A study in US veterans suggests air pollution is a risk factor for kidney disease development.
ST LOUIS - Breathing dirty air may increase the risk for kidney problems, a study in US veterans suggests.
“Air pollution is a risk factor for kidney disease development,” Dr Ziyad Al-Aly of the Veterans Affairs St Louis Health Care System in St Louis, Missouri, who helped conduct the research, told Reuters Health by phone. “You can argue that it’s even more of a problem in countries like China or India, where pollution is much, much, much worse.”
Dr Al-Aly and his team studied particulate matter (PM), tiny fragments produced by fossil fuel combustion and other industrial processes, that can be inhaled deep into the lungs. High levels of PM 2.5 - meaning particles smaller than 2.5 micrometres across - are associated with heart disease, stroke, diabetes and a shorter lifespan.
To investigate whether PM might harm the kidneys as well, the researchers looked at more than eight years’ worth of data on nearly 2.5 million military veterans, using county-by-county pollution data from the Environmental Protection Agency (EPA). Vets living in counties with the highest PM levels were more likely to be African-American and to have high blood pressure and diabetes - both of which are also risk factors for kidney disease - as well as heart disease.
The risk that the veterans’ kidney function would worsen over time rose in tandem with the level of pollution they were exposed to at the study’s outset. Higher PM concentrations in the air were also associated with an increased risk of end-stage renal disease, in which the kidney can no longer filter blood effectively and a person requires dialysis to stay alive.
When Dr Al-Aly and his colleagues repeated the analysis using National Aeronautics and Space Administration satellite pollution data, the results were consistent.
Nearly 45,000 new cases of kidney disease are diagnosed each year in the US, and it’s possible that some of those might be due to PM 2.5 pollution that exceeds EPA standards, according to the researchers. But even levels well below the EPA threshold are associated with significant risk, Dr Al-Aly said.
The study wasn’t a controlled experiment, so it can’t prove that air pollution actually caused the kidney problems. Some other health- or lifestyle-related factors might be to blame.
Still, Dr Aly-Aly said, studies in animals have shown that particles breathed into the lungs can reach the kidneys via the bloodstream, causing inflammation and oxidative stress within the blood-filtering organs.
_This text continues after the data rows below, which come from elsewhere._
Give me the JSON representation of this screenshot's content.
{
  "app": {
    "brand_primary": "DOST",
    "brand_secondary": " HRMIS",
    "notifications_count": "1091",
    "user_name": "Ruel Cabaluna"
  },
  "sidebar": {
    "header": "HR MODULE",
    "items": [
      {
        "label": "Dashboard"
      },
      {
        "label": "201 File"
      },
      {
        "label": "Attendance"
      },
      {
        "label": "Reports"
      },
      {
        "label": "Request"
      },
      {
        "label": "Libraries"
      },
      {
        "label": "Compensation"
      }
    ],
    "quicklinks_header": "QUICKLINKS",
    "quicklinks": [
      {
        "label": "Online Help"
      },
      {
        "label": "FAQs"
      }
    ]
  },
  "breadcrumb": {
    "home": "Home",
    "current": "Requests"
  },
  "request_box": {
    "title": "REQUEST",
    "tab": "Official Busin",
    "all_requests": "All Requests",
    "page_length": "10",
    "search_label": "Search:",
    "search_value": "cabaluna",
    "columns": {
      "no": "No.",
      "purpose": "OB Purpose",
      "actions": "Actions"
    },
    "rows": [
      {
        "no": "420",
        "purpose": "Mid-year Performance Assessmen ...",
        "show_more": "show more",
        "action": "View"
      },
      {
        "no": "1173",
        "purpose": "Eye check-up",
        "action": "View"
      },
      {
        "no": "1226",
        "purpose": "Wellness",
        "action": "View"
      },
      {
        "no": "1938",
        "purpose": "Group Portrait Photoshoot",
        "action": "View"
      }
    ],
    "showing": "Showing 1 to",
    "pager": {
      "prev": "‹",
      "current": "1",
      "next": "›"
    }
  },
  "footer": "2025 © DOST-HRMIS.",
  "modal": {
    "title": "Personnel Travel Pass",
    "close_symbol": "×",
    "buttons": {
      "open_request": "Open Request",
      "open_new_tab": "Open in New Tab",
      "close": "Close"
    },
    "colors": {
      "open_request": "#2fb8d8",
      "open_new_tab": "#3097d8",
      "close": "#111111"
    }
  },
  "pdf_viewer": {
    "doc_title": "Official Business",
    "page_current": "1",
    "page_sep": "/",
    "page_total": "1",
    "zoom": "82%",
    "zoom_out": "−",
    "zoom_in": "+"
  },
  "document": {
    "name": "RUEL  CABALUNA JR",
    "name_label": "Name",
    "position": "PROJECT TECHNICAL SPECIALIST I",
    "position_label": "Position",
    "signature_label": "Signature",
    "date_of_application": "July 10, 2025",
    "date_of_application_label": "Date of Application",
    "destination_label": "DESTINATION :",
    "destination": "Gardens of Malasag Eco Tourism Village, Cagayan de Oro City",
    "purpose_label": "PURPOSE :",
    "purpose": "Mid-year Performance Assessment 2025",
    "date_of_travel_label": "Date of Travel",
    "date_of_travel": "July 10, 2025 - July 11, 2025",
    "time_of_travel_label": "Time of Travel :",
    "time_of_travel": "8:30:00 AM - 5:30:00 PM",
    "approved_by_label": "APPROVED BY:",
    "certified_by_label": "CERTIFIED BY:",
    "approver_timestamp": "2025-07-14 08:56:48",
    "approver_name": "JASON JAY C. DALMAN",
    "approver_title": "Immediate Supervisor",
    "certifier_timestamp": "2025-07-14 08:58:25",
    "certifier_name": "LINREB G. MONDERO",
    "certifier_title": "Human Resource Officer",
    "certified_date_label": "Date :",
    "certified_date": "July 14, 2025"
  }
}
Dr Jennifer Bregg-Gresham of the Kidney Epidemiology and Cost Center at the University of Michigan in Ann Arbor reviewed the research for Reuters Health. “It has been known for a while that air pollution increases the risks for heart and lung problems. These new findings support that even low levels of fine particulate matter air pollution across the US can increase the risk of serious kidney problems,” she told Reuters Health in a telephone interview. “Given the millions of people with and at-risk for kidney disease who are impacted by air pollution, this has serious public health implications.”
She noted that people can reduce their personal exposure to PM air pollution with indoor air filtration and, in heavily polluted cities, wearing a validated respirator N95 facemask. Both measures can also reduce blood pressure, Dr Bregg-Gresham added.
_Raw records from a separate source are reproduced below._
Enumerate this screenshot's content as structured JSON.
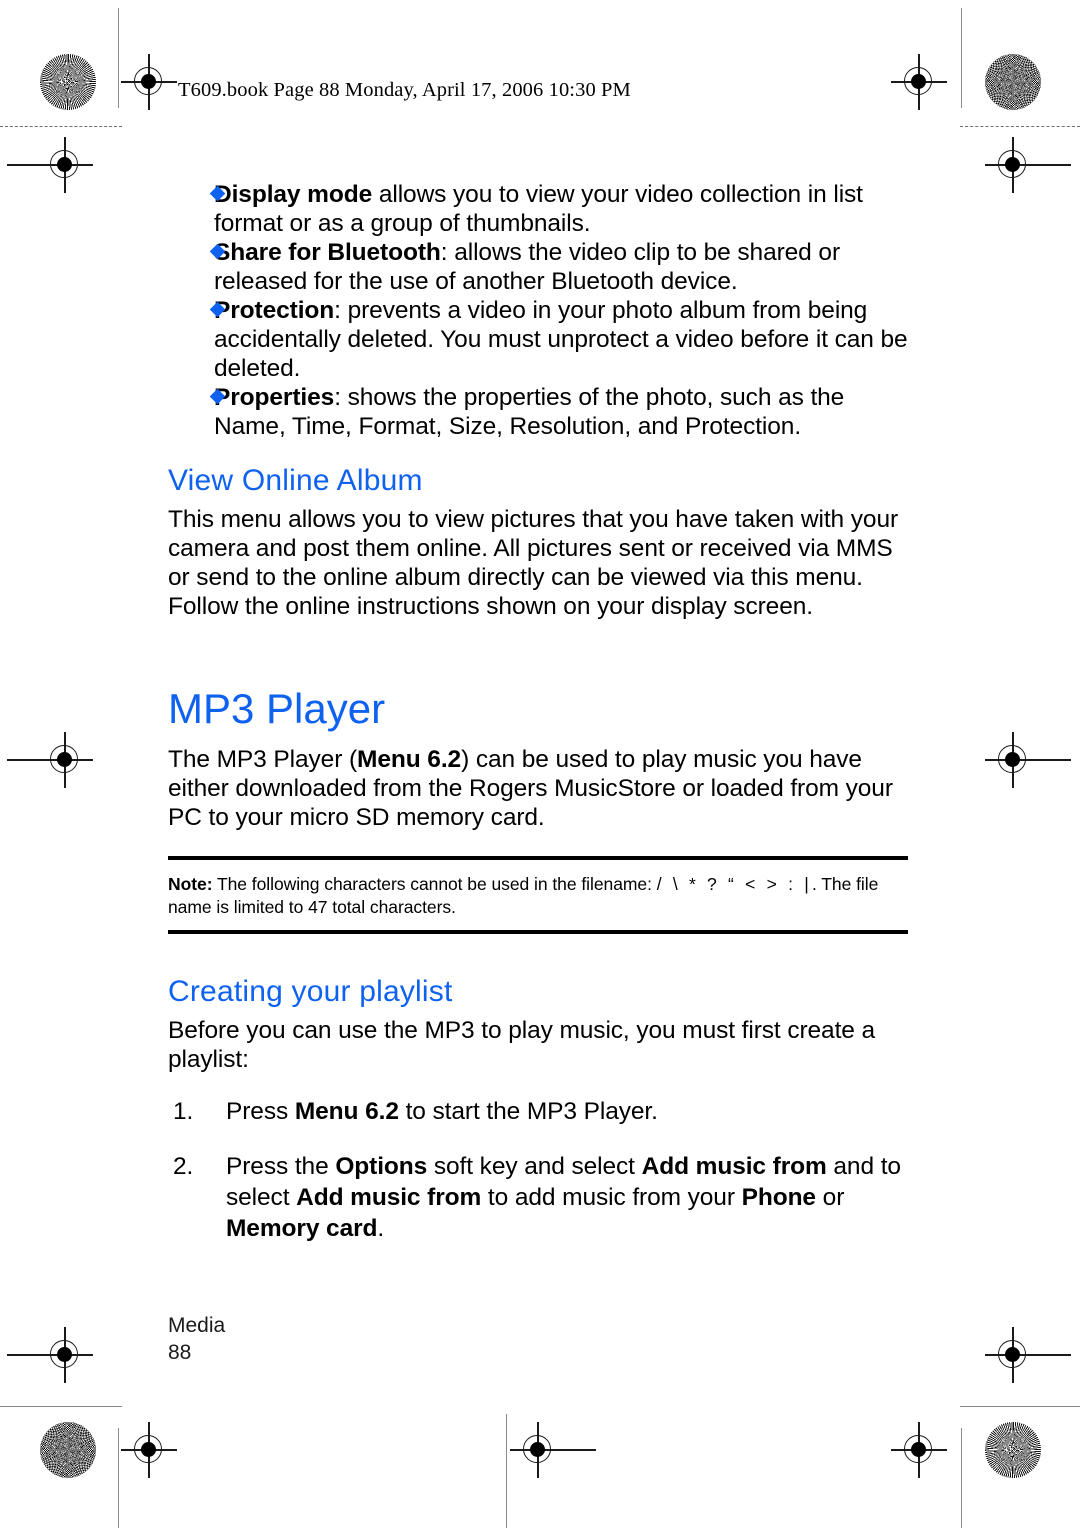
{
  "page": {
    "running_header": "T609.book  Page 88  Monday, April 17, 2006  10:30 PM",
    "accent_color": "#0f62f0",
    "text_color": "#000000",
    "background_color": "#ffffff"
  },
  "bullets": [
    {
      "term": "Display mode",
      "separator": " ",
      "text": "allows you to view your video collection in list format or as a group of thumbnails."
    },
    {
      "term": "Share for Bluetooth",
      "separator": ": ",
      "text": "allows the video clip to be shared or released for the use of another Bluetooth device."
    },
    {
      "term": "Protection",
      "separator": ": ",
      "text": "prevents a video in your photo album from being accidentally deleted. You must unprotect a video before it can be deleted."
    },
    {
      "term": "Properties",
      "separator": ": ",
      "text": "shows the properties of the photo, such as the Name, Time, Format, Size, Resolution, and Protection."
    }
  ],
  "view_online_album": {
    "heading": "View Online Album",
    "paragraph": "This menu allows you to view pictures that you have taken with your camera and post them online. All pictures sent or received via MMS or send to the online album directly can be viewed via this menu. Follow the online instructions shown on your display screen."
  },
  "mp3_player": {
    "heading": "MP3 Player",
    "intro_before": "The MP3 Player (",
    "intro_bold": "Menu 6.2",
    "intro_after": ") can be used to play music you have either downloaded from the Rogers MusicStore or loaded from your PC to your micro SD memory card."
  },
  "note": {
    "label": "Note:",
    "text_before": " The following characters cannot be used in the filename:",
    "special_characters": "/ \\ * ? “ < > : |",
    "text_after": ". The file name is limited to 47 total characters."
  },
  "creating_playlist": {
    "heading": "Creating your playlist",
    "paragraph": "Before you can use the MP3 to play music, you must first create a playlist:",
    "steps": [
      {
        "parts": [
          {
            "text": "Press ",
            "bold": false
          },
          {
            "text": "Menu 6.2",
            "bold": true
          },
          {
            "text": " to start the MP3 Player.",
            "bold": false
          }
        ]
      },
      {
        "parts": [
          {
            "text": "Press the ",
            "bold": false
          },
          {
            "text": "Options",
            "bold": true
          },
          {
            "text": " soft key and select ",
            "bold": false
          },
          {
            "text": "Add music from",
            "bold": true
          },
          {
            "text": " and to select ",
            "bold": false
          },
          {
            "text": "Add music from",
            "bold": true
          },
          {
            "text": " to add music from your ",
            "bold": false
          },
          {
            "text": "Phone",
            "bold": true
          },
          {
            "text": " or ",
            "bold": false
          },
          {
            "text": "Memory card",
            "bold": true
          },
          {
            "text": ".",
            "bold": false
          }
        ]
      }
    ]
  },
  "footer": {
    "section": "Media",
    "page_number": "88"
  }
}
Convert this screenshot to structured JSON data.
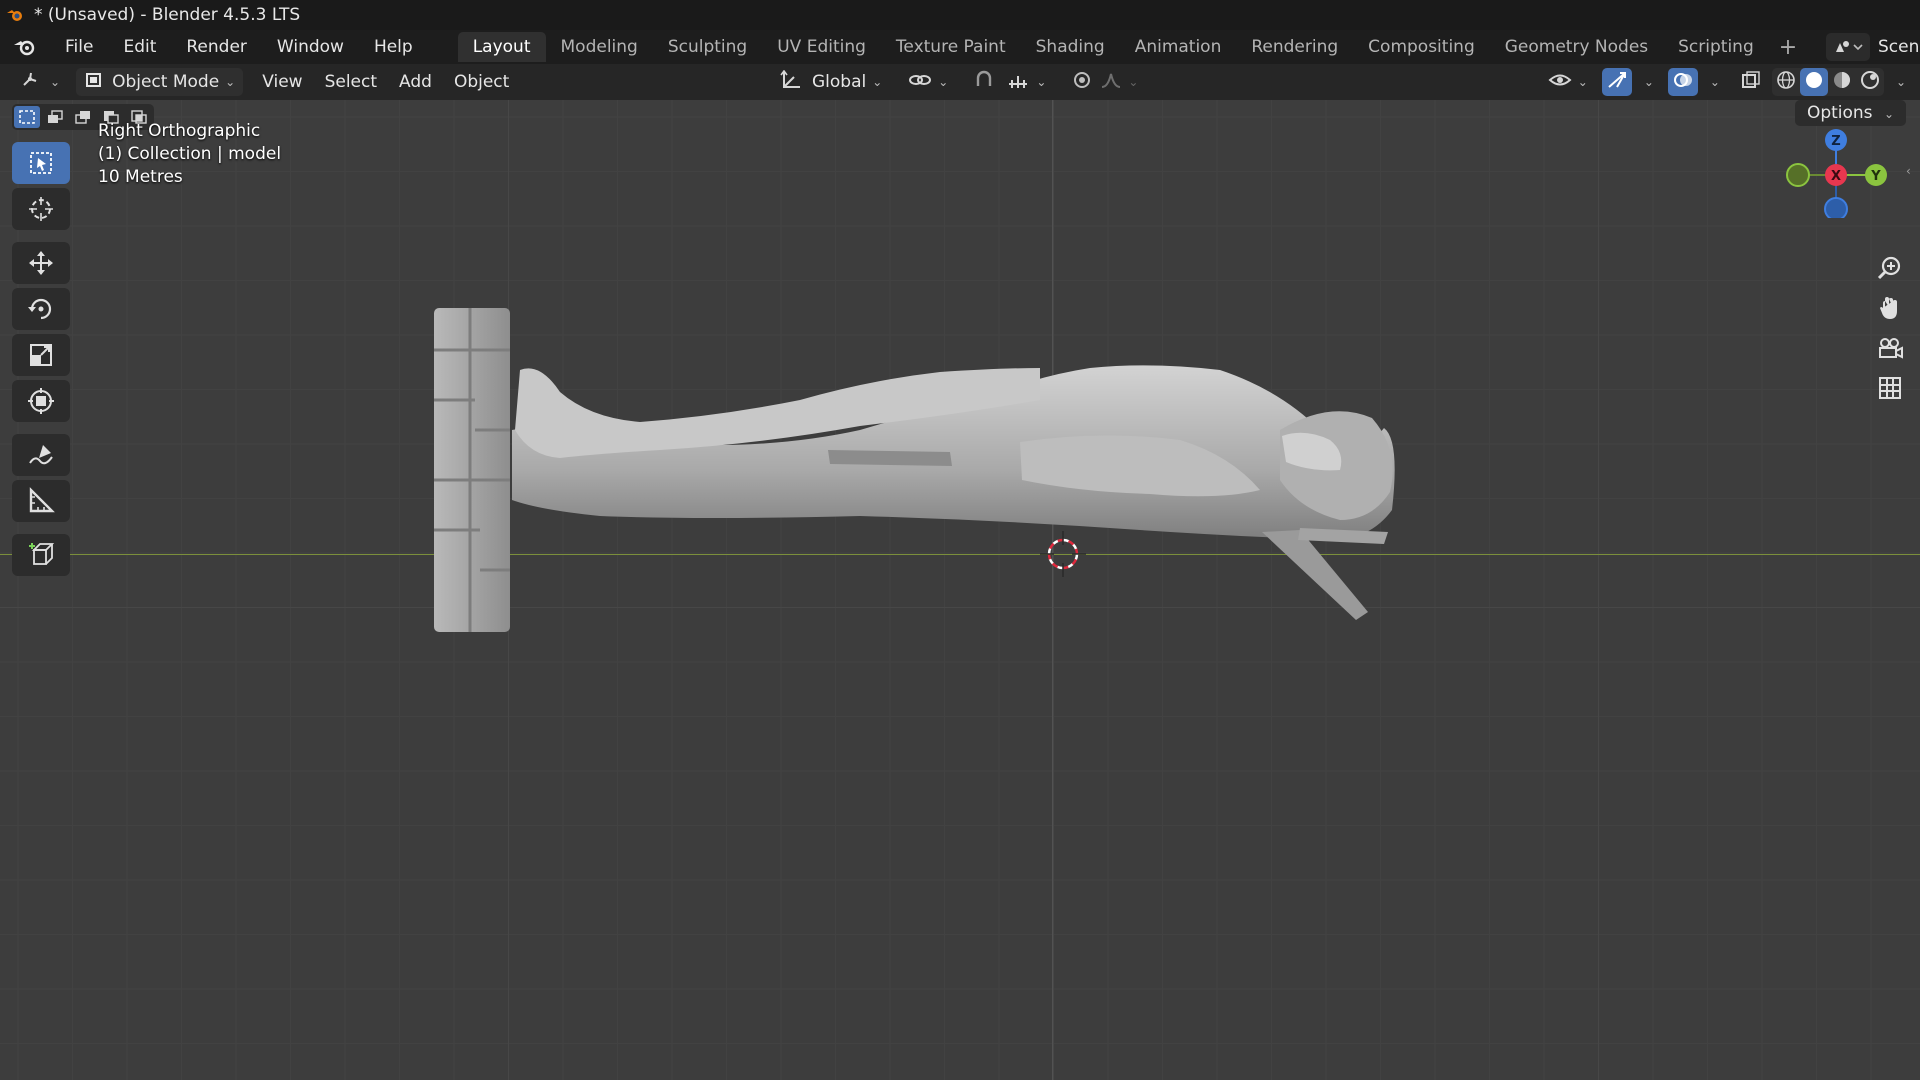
{
  "window": {
    "title": "* (Unsaved) - Blender 4.5.3 LTS"
  },
  "menus": [
    "File",
    "Edit",
    "Render",
    "Window",
    "Help"
  ],
  "workspaces": [
    "Layout",
    "Modeling",
    "Sculpting",
    "UV Editing",
    "Texture Paint",
    "Shading",
    "Animation",
    "Rendering",
    "Compositing",
    "Geometry Nodes",
    "Scripting"
  ],
  "active_workspace": "Layout",
  "scene": {
    "label": "Scen"
  },
  "viewport_header": {
    "mode": "Object Mode",
    "menus": [
      "View",
      "Select",
      "Add",
      "Object"
    ],
    "transform_orientation": "Global"
  },
  "viewport": {
    "view_name": "Right Orthographic",
    "collection_info": "(1) Collection | model",
    "scale": "10 Metres",
    "options_label": "Options"
  },
  "gizmo": {
    "x": "X",
    "y": "Y",
    "z": "Z"
  },
  "colors": {
    "accent": "#4772b3",
    "x_axis": "#e8374f",
    "y_axis": "#8bc43f",
    "z_axis": "#3f7ee0",
    "horizon": "#7b8f3b"
  },
  "tools": [
    "select-box-icon",
    "cursor-icon",
    "move-icon",
    "rotate-icon",
    "scale-icon",
    "transform-icon",
    "annotate-icon",
    "measure-icon",
    "add-cube-icon"
  ]
}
“Unfortunately, as of yet there have been no large-scale studies proving that these measures can prevent actual heart, lung or other adverse health effects (like kidney disease). As such, for the time being, each person needs to have a discussion with their healthcare provider about using these measures and if they may be warranted for them based upon their health status and risks of exposure,” she said.
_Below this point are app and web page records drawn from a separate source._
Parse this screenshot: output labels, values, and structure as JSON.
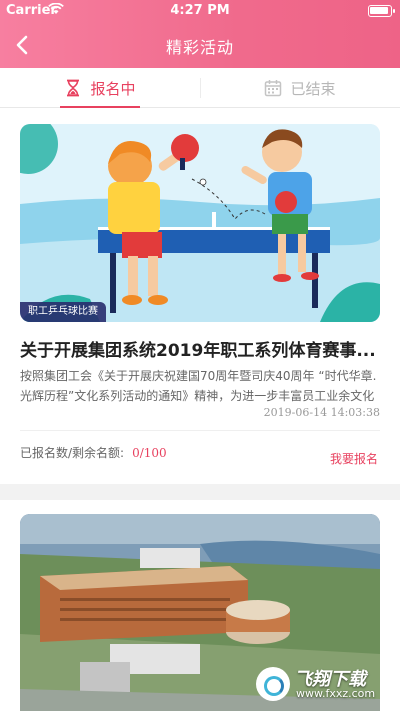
{
  "status_bar": {
    "carrier": "Carrier",
    "time": "4:27 PM"
  },
  "nav": {
    "title": "精彩活动"
  },
  "tabs": [
    {
      "label": "报名中",
      "icon": "hourglass-icon",
      "active": true
    },
    {
      "label": "已结束",
      "icon": "calendar-icon",
      "active": false
    }
  ],
  "activities": [
    {
      "banner_tag": "职工乒乓球比赛",
      "title": "关于开展集团系统2019年职工系列体育赛事...",
      "description": "按照集团工会《关于开展庆祝建国70周年暨司庆40周年 “时代华章.光辉历程”文化系列活动的通知》精神，为进一步丰富员工业余文化生活...",
      "date": "2019-06-14 14:03:38",
      "count_label": "已报名数/剩余名额:",
      "count_value": "0/100",
      "cta": "我要报名"
    }
  ],
  "watermark": {
    "title": "飞翔下载",
    "url": "www.fxxz.com"
  },
  "colors": {
    "accent": "#e8415f",
    "header_start": "#f77fa0",
    "header_end": "#ee6387"
  }
}
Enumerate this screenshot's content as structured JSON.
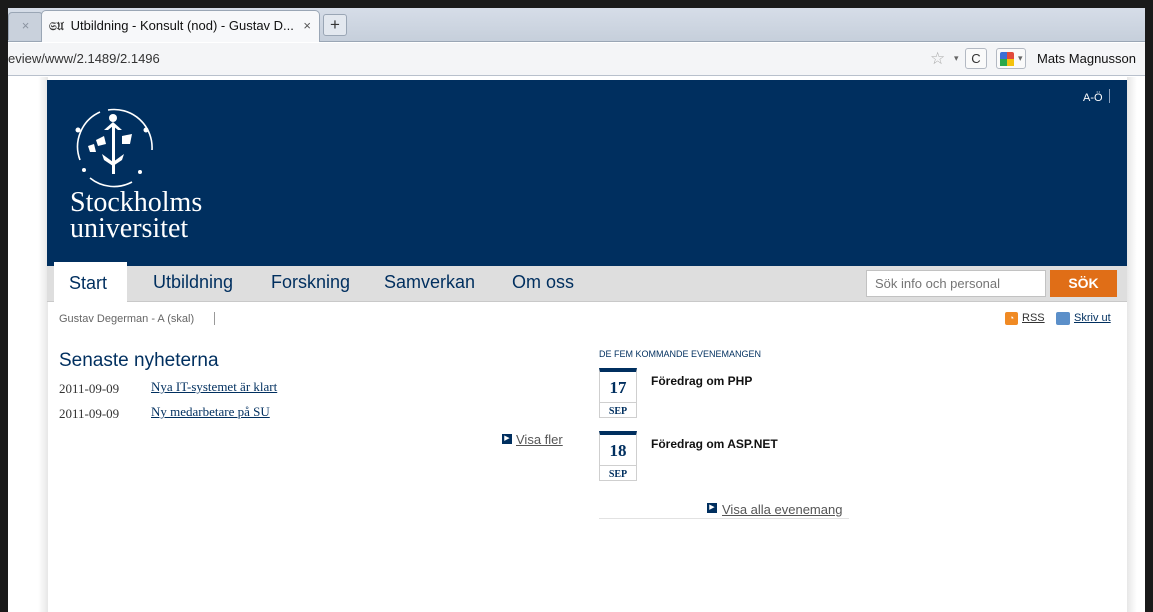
{
  "browser": {
    "inactive_tab_close": "×",
    "active_tab": {
      "favicon": "𝔖𝔘",
      "title": "Utbildning - Konsult (nod) - Gustav D...",
      "close": "×"
    },
    "new_tab": "+",
    "url": "eview/www/2.1489/2.1496",
    "reload": "C",
    "user": "Mats Magnusson",
    "icons": [
      "star-icon",
      "reload-icon",
      "google-icon"
    ]
  },
  "header": {
    "logo_line1": "Stockholms",
    "logo_line2": "universitet",
    "az_label": "A-Ö",
    "colors": {
      "background": "#002f5f",
      "accent": "#e06e17"
    }
  },
  "nav": {
    "items": [
      {
        "label": "Start"
      },
      {
        "label": "Utbildning"
      },
      {
        "label": "Forskning"
      },
      {
        "label": "Samverkan"
      },
      {
        "label": "Om oss"
      }
    ],
    "search_placeholder": "Sök info och personal",
    "search_button": "SÖK"
  },
  "breadcrumb": "Gustav Degerman - A (skal)",
  "tools": {
    "rss": "RSS",
    "print": "Skriv ut"
  },
  "news": {
    "title": "Senaste nyheterna",
    "items": [
      {
        "date": "2011-09-09",
        "title": "Nya IT-systemet är klart"
      },
      {
        "date": "2011-09-09",
        "title": "Ny medarbetare på SU"
      }
    ],
    "more": "Visa fler"
  },
  "events": {
    "title": "DE FEM KOMMANDE EVENEMANGEN",
    "items": [
      {
        "day": "17",
        "month": "SEP",
        "title": "Föredrag om PHP"
      },
      {
        "day": "18",
        "month": "SEP",
        "title": "Föredrag om ASP.NET"
      }
    ],
    "more": "Visa alla evenemang"
  }
}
“Air pollution is bad for everyone. Those that are frail or have known chronic diseases are the most vulnerable, in general. This study adds to the literature in the field and further promotes the case for lowering air pollution levels beyond even current standards, for its larger societal benefit, especially for at-risk populations, and supports continued research in this area.”